1. Organic food is not limited to fruit and veggies.
When most people think organic, the image of fresh, leafy greens and bright, sweet fruits usually comes to mind, but organic foods do not stop there. Pretty much anything that is not processed can fall under the organic label, including meat, eggs and dairy, assuming the animal this food has come from was not treated with growth hormones or antibiotics during farming.
2. You know what you are eating.
In order for a food to be labeled as organic, it must meet specific guidelines to assure that it was “grown without the use of pesticides, synthetic fertilizers, sewage sludge, genetically modified organisms or ionizing radiation.” When you bite into the surface of your organically grown treat, you know you will not be subjected to any of the aforementioned substances.
3. Organic farming yields a lower environmental impact.
Those agricultural chemicals and pesticides used to treat non-organic foods have to go somewhere, and often run-off into the water supplies and fertile ground on or nearby the farms this food was grown on. When you do not rely on chemicals to grow your food, there is not anything left to poison the environment around you.

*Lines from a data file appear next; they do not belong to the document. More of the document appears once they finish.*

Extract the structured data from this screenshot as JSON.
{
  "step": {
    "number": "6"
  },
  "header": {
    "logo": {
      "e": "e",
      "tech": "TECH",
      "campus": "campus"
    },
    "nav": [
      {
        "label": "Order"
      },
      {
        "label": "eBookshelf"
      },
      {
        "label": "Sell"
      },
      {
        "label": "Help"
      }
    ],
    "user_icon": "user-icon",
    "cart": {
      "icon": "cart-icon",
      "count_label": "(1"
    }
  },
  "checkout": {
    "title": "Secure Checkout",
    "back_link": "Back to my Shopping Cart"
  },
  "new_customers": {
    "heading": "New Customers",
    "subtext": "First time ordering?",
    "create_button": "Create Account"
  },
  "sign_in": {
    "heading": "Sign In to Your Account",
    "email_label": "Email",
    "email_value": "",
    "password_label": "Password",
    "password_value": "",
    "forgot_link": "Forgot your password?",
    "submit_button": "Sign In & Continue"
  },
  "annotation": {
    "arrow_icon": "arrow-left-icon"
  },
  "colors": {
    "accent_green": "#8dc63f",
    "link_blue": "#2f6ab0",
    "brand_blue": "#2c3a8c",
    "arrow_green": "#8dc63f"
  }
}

4. Rich in phenolic compounds.
When it comes to organic food, everyone wants to know one thing: is it any healthier? Studies have shown that organically grown produce contains 18-69% more antioxidant compounds, and higher levels of both zinc and Vitamin C than its traditionally grown counterpart.
5. It tastes great!

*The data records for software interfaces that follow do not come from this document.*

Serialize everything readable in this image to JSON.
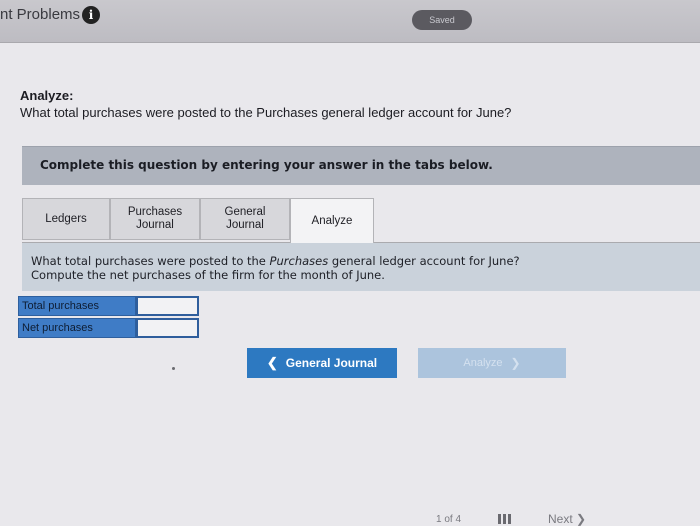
{
  "header": {
    "title": "nt Problems",
    "info_icon": "i",
    "saved": "Saved"
  },
  "analyze": {
    "heading": "Analyze:",
    "question": "What total purchases were posted to the Purchases general ledger account for June?"
  },
  "instruction": "Complete this question by entering your answer in the tabs below.",
  "tabs": [
    {
      "label": "Ledgers"
    },
    {
      "label_line1": "Purchases",
      "label_line2": "Journal"
    },
    {
      "label_line1": "General",
      "label_line2": "Journal"
    },
    {
      "label": "Analyze",
      "active": true
    }
  ],
  "question_box": {
    "line1_pre": "What total purchases were posted to the ",
    "line1_em": "Purchases",
    "line1_post": " general ledger account for June?",
    "line2": "Compute the net purchases of the firm for the month of June."
  },
  "answers": [
    {
      "label": "Total purchases",
      "value": ""
    },
    {
      "label": "Net purchases",
      "value": ""
    }
  ],
  "nav": {
    "prev_label": "General Journal",
    "next_label": "Analyze"
  },
  "footer": {
    "page": "1 of 4",
    "next": "Next"
  },
  "colors": {
    "accent": "#2d79c1",
    "label_fill": "#3f7cc6"
  }
}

Of course, taste is subjective, but there is a reason some of the world’s top chefs, foodies and pretty much anyone with functioning taste buds prefer organic bites over the other variety – the taste! The natural methods used to grow organically release nitrogen at a slower rate, which usually makes for a sweeter and richer flavor once the harvest is ripe for picking.
6. When you buy organic, you support smaller, family farms.
As organic food is usually grown in smaller batches, it typically comes from smaller farms. If you happen to shop at your local farmer’s market, you know your food was grown right down the road from your own home. Not only are you helping your neighbors sustain their small businesses, but you are also helping promote farming that is harmonious with the surrounding environment.
7. There is only one “organic,” despite the different labels.
There are a lot of labels on so-called healthy foods, but unless your tag reads “100% organic,” you are not getting the real deal. Even foods labeled simply as “organic” may only meet 95% of USDA guidelines. So if you want to get the real thing, make sure you read those stickers.
8. It is better for the animals.
When you use your purchasing power to buy an organic item, you can rest assured that you are not contributing to the mistreatment of animals raised in factory farms. The National Organic Program rules state that any animal used to produce organic meat or dairy must have access to outdoor areas, offering them a higher quality of life.
9. Organic farming makes for healthier farmers.
The harmful pesticides and chemicals used in non-organic farming methods have been linked to health risks among those handling the cultivation of these crops. Organic farming methods are healthier and better for everyone involved.
10. Organic farming is sustainable.
By using age-old composting practices that keep the soil fertile and healthy, pour no pollutants into nearby air and water sources, and promote a biodiverse environment, organic farming is the natural way to create the foods we eat. When you go organic, you know the impact you are making on the Earth is a good one.